--- TASK PROMPT ---
Your reply should be one number: how many lines of the material contain the word "this".
^^^^^^^^^^^^^^^^
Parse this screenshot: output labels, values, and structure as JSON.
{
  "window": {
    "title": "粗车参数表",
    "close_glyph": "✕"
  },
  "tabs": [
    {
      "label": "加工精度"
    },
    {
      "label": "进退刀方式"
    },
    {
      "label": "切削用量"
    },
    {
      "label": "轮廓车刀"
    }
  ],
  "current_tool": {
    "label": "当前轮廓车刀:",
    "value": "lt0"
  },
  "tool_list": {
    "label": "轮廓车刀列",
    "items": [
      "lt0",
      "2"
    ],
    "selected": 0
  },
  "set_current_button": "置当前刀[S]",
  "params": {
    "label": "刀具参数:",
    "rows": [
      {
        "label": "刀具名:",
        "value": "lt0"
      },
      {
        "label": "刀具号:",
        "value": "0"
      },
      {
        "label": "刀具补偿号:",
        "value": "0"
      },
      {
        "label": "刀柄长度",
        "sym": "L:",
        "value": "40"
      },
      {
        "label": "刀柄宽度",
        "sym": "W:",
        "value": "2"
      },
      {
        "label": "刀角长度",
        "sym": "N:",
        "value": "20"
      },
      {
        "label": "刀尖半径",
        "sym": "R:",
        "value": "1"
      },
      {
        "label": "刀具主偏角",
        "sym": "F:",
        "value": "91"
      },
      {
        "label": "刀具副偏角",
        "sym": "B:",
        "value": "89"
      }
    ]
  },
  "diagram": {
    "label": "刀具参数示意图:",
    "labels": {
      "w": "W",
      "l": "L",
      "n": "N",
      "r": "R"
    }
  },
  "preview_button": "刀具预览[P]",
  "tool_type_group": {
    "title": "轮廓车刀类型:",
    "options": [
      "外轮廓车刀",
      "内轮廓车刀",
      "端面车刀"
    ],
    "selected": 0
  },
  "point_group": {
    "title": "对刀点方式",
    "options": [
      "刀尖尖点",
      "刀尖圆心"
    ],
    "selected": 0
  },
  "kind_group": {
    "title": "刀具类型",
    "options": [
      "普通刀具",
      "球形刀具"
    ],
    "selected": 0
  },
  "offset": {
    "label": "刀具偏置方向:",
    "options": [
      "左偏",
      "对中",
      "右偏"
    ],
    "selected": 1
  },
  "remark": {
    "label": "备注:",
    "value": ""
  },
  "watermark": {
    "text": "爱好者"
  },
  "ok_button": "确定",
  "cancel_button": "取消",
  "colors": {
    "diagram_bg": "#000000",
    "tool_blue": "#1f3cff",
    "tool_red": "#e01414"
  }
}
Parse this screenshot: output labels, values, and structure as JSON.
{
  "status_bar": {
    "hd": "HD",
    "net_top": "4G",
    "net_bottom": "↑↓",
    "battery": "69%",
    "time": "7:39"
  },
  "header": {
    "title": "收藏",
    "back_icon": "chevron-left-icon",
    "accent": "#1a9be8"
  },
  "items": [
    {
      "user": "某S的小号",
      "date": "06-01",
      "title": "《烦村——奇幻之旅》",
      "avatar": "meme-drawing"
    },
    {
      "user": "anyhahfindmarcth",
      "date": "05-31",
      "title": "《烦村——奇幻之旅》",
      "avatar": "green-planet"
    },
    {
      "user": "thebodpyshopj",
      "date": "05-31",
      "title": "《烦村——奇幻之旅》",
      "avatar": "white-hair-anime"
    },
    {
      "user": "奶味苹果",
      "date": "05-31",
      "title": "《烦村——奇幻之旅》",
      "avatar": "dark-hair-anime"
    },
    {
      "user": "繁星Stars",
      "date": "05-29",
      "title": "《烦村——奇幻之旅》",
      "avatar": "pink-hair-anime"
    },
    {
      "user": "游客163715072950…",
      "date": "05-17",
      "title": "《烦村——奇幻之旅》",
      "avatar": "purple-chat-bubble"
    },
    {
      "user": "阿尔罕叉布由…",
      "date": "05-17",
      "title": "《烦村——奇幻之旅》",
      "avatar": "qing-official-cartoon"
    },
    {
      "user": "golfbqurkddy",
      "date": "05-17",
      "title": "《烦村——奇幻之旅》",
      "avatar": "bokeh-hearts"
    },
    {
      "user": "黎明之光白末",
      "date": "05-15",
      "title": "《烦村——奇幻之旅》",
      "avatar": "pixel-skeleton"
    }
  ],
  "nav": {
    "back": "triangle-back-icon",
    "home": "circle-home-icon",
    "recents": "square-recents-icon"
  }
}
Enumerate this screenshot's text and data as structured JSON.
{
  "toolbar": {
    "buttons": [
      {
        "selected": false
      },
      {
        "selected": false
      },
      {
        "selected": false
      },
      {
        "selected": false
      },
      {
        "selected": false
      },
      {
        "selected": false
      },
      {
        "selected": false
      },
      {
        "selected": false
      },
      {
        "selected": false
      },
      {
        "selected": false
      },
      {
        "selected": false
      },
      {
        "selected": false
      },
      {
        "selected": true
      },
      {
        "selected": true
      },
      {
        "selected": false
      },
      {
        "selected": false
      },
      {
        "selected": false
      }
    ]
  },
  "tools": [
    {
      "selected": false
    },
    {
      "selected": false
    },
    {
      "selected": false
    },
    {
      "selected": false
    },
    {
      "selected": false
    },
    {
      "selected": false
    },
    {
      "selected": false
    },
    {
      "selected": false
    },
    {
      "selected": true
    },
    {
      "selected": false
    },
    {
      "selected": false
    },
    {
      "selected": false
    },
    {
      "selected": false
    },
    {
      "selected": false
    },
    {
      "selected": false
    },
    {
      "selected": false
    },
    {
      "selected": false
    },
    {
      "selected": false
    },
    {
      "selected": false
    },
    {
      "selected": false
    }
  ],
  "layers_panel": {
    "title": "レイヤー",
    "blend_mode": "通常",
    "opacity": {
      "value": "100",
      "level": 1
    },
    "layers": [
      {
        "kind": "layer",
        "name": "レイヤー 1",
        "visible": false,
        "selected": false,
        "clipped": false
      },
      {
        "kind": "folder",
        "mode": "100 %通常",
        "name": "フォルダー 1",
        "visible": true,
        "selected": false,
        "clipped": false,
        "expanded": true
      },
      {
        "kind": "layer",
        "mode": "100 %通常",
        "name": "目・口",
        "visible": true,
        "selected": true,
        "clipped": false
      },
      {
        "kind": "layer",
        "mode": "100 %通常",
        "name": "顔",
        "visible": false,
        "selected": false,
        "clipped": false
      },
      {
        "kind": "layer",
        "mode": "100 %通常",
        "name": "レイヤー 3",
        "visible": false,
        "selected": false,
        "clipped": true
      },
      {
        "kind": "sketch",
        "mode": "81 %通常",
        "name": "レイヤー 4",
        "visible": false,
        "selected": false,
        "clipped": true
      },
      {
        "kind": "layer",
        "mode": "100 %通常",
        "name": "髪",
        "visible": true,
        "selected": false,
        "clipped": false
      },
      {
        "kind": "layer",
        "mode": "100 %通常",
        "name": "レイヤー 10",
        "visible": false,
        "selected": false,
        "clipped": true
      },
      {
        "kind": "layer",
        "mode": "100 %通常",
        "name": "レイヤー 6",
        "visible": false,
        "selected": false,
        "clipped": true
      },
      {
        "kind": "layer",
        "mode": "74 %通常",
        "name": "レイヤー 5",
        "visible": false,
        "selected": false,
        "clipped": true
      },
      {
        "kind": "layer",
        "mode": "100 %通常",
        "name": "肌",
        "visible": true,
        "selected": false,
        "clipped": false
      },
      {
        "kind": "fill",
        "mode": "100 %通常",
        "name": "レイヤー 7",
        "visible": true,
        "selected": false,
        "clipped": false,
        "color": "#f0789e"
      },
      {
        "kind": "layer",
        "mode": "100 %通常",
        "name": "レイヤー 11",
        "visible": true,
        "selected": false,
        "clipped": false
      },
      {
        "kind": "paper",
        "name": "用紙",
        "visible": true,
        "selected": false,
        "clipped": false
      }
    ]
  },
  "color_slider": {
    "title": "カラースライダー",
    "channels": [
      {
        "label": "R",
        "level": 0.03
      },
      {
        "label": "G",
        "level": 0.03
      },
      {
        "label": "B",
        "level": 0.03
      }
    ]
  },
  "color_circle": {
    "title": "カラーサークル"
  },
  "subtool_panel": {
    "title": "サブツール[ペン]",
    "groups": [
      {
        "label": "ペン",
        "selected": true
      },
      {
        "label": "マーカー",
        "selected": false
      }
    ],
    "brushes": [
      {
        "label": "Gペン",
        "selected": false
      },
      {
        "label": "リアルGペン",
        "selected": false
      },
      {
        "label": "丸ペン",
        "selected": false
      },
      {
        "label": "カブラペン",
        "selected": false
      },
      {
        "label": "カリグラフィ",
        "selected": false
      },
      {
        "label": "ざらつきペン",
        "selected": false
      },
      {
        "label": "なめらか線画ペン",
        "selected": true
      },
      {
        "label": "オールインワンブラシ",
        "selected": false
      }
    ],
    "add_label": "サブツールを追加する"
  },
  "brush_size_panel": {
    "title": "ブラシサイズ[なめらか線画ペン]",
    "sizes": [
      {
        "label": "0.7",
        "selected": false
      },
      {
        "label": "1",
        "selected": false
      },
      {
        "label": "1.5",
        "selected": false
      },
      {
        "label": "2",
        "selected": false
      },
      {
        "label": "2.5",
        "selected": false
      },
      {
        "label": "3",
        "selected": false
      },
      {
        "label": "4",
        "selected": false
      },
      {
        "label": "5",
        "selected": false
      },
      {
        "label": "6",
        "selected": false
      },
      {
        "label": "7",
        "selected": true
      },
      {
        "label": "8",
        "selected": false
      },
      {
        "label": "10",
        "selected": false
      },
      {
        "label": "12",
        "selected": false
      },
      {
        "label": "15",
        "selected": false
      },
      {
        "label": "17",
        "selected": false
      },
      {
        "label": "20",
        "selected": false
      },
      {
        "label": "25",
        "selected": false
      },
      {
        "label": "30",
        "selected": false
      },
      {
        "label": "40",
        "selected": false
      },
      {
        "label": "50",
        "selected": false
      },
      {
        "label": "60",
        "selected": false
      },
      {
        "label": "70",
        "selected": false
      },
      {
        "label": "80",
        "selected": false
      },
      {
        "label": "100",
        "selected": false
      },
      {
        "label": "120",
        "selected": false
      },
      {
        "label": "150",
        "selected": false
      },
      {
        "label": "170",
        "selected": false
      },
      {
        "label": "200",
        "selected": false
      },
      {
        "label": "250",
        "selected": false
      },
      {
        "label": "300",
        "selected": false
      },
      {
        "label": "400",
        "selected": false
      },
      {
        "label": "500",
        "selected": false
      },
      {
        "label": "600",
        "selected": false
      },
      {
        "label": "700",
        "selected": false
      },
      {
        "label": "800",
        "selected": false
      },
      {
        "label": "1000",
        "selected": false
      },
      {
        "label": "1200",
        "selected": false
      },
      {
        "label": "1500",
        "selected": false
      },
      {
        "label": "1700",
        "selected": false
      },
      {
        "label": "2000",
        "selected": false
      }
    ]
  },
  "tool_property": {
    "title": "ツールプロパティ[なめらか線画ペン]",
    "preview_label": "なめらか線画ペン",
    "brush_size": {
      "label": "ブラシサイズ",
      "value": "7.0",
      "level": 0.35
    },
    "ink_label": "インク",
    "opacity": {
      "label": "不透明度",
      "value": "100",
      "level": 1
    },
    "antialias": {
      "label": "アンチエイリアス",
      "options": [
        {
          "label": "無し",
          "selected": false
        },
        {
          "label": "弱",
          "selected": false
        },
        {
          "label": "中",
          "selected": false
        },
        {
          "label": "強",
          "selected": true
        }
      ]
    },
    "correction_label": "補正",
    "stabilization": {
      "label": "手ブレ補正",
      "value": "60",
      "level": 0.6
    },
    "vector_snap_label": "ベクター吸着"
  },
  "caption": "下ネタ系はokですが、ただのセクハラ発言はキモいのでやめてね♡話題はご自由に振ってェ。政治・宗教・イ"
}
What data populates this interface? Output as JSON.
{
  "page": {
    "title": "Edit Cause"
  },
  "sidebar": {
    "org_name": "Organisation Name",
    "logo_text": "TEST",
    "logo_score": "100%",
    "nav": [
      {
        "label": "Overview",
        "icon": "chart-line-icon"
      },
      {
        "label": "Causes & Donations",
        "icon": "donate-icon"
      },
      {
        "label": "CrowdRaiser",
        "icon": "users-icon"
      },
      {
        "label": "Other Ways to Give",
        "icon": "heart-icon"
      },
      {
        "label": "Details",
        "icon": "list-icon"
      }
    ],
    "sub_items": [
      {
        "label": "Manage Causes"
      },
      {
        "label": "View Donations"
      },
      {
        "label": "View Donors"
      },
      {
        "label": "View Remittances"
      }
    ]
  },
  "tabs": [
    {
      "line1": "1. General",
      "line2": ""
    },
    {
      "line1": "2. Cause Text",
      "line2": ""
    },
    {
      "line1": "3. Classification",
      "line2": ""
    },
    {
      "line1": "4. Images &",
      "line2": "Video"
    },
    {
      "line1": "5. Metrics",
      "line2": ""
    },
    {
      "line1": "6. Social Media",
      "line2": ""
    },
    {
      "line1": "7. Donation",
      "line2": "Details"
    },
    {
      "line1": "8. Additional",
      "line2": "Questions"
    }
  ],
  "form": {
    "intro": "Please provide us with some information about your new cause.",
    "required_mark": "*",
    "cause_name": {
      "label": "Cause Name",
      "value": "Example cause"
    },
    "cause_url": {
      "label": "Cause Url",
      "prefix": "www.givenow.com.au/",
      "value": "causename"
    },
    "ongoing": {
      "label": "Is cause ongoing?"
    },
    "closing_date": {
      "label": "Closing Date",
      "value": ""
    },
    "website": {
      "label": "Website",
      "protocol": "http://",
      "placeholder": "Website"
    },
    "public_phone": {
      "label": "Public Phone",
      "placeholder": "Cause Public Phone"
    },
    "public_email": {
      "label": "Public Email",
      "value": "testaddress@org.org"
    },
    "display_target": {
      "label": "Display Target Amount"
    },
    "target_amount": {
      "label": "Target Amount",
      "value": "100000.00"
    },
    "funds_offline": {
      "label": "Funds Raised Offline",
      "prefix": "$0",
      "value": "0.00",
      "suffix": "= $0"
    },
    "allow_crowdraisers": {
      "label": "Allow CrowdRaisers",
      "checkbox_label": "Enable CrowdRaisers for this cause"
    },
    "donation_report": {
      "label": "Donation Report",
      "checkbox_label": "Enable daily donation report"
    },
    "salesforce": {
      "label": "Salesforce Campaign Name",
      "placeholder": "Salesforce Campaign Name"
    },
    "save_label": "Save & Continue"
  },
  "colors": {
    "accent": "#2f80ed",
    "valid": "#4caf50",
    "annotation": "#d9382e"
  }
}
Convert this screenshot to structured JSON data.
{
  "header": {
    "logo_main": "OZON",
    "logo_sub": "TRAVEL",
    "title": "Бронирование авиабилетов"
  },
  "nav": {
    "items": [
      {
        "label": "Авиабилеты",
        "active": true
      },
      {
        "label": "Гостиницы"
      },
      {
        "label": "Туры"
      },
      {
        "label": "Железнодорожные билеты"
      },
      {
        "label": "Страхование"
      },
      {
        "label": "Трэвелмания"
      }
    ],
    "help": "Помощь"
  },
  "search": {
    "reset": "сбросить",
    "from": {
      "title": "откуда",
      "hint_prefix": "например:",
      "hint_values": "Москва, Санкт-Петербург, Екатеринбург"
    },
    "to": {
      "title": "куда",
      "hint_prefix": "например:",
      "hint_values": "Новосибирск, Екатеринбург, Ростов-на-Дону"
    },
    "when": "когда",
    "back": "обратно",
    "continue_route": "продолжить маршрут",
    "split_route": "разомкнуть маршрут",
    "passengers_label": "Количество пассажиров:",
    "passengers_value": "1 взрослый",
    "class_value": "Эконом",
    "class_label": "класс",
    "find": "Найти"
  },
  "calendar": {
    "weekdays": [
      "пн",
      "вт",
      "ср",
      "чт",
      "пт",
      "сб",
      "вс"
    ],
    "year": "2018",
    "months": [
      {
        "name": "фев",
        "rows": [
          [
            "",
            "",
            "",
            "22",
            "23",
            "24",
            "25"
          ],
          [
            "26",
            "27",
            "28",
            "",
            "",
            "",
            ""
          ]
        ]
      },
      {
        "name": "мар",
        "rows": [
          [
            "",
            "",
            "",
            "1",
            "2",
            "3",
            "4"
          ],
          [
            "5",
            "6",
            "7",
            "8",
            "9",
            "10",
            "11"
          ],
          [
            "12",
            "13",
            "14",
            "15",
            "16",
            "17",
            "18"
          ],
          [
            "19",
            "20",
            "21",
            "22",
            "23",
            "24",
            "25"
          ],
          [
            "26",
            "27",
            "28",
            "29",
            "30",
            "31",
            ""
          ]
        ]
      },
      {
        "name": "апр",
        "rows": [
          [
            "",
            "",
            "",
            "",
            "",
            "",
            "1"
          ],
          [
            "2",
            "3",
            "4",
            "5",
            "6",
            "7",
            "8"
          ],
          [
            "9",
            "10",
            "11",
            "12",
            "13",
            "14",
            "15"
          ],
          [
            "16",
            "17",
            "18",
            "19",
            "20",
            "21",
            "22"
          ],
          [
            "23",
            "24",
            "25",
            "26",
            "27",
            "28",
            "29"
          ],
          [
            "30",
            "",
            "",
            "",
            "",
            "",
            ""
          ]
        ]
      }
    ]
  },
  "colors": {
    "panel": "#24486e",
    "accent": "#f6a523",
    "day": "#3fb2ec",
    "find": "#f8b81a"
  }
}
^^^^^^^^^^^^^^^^
--- RESPONSE BOX ---
6